>>
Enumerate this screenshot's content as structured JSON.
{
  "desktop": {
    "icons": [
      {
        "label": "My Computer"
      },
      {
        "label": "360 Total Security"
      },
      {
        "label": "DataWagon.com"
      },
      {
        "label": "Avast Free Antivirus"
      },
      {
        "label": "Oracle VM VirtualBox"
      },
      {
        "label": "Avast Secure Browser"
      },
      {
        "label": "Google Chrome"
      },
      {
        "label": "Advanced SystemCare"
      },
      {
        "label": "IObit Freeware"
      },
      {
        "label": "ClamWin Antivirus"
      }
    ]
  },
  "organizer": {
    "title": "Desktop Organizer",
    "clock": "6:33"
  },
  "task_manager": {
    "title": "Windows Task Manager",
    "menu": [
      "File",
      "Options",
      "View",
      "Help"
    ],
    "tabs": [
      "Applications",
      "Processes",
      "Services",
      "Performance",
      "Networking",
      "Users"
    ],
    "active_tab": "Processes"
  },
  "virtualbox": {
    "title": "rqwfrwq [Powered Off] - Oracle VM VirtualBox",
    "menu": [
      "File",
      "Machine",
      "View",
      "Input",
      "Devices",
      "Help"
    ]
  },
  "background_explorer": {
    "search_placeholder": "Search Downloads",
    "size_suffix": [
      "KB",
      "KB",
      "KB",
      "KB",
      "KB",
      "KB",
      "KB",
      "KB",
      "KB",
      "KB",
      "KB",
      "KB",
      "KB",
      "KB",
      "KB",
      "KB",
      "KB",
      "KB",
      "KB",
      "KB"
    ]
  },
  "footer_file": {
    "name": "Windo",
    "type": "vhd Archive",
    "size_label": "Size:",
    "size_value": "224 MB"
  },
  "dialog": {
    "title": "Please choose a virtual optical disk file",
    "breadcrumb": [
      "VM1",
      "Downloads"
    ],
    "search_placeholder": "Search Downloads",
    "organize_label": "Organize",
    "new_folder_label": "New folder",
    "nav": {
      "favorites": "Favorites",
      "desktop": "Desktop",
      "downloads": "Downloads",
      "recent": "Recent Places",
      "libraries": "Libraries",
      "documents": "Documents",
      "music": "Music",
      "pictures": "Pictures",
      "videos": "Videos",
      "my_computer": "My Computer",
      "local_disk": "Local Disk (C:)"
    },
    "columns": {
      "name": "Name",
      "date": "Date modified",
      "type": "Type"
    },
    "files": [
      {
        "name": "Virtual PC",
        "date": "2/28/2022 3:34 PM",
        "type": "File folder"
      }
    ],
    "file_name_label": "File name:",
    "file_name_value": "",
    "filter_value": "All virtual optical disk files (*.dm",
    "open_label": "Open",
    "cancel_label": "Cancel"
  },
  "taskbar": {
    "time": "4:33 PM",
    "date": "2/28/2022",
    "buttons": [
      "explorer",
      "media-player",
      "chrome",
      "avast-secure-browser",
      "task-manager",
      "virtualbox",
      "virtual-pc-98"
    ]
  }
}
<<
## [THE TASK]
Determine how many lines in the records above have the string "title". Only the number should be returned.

## [TASK ANSWER]
4